Available data:
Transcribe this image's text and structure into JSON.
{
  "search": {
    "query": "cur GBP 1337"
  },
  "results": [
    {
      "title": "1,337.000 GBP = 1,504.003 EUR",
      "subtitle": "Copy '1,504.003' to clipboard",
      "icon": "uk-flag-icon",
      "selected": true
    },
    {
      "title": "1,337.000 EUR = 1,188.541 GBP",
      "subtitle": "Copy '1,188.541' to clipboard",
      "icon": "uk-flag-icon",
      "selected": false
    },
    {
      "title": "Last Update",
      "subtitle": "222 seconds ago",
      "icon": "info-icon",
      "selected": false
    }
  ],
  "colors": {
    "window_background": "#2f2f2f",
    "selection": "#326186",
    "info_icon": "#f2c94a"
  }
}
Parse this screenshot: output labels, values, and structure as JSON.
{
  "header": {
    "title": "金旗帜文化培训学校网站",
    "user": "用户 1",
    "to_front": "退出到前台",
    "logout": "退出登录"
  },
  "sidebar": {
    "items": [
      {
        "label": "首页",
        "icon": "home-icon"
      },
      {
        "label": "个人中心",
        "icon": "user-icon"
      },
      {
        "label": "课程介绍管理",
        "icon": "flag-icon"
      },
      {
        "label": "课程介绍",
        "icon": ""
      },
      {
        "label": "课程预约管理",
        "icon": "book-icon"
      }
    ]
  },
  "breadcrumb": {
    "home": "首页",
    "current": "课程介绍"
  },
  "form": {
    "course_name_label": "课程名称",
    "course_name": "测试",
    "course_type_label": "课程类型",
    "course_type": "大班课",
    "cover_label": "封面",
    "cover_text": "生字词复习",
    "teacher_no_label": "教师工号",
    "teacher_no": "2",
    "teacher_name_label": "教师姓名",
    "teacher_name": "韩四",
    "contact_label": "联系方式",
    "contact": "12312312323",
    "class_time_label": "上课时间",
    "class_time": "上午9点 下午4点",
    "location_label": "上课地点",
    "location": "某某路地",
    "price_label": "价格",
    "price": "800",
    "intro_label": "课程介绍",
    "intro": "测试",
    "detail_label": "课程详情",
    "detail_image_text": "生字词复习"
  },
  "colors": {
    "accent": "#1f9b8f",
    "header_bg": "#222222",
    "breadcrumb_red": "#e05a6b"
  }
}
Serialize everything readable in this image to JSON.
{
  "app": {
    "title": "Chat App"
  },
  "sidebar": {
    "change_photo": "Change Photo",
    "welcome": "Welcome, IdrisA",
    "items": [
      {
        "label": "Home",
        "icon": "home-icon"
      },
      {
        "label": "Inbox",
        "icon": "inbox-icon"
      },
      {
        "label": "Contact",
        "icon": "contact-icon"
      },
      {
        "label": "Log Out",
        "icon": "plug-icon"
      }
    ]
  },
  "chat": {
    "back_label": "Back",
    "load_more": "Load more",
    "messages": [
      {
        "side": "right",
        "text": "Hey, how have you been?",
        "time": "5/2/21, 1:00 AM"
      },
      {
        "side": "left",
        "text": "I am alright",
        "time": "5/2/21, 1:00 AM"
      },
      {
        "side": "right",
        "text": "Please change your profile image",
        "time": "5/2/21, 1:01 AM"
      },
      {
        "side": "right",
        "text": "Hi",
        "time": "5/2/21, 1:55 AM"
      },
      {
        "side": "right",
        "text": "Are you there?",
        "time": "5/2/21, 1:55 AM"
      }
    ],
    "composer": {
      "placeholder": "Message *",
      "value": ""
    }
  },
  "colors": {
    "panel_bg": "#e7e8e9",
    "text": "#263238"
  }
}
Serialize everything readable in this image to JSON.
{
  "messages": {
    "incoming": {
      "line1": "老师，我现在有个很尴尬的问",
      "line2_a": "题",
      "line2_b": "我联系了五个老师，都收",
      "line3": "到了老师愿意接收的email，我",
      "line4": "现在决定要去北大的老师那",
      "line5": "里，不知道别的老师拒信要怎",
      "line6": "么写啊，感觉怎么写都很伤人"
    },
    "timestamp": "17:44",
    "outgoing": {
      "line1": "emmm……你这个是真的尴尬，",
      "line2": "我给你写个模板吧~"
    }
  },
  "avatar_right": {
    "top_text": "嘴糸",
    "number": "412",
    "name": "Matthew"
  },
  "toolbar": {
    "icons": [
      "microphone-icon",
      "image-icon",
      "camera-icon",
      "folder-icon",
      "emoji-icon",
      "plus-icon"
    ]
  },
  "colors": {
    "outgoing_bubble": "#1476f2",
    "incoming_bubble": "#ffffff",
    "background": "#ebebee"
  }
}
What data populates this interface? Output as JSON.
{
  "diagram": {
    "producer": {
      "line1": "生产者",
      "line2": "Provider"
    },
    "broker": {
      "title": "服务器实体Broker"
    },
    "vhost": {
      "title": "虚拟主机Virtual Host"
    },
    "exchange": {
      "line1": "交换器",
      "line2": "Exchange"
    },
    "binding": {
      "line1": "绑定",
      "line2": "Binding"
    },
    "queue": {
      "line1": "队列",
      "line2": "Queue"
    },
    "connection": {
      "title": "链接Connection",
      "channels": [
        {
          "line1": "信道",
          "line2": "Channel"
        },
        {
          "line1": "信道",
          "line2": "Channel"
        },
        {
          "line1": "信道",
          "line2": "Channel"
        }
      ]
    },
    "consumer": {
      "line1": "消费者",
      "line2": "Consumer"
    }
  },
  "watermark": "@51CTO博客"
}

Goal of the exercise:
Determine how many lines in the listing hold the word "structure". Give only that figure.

Exercise solution:
2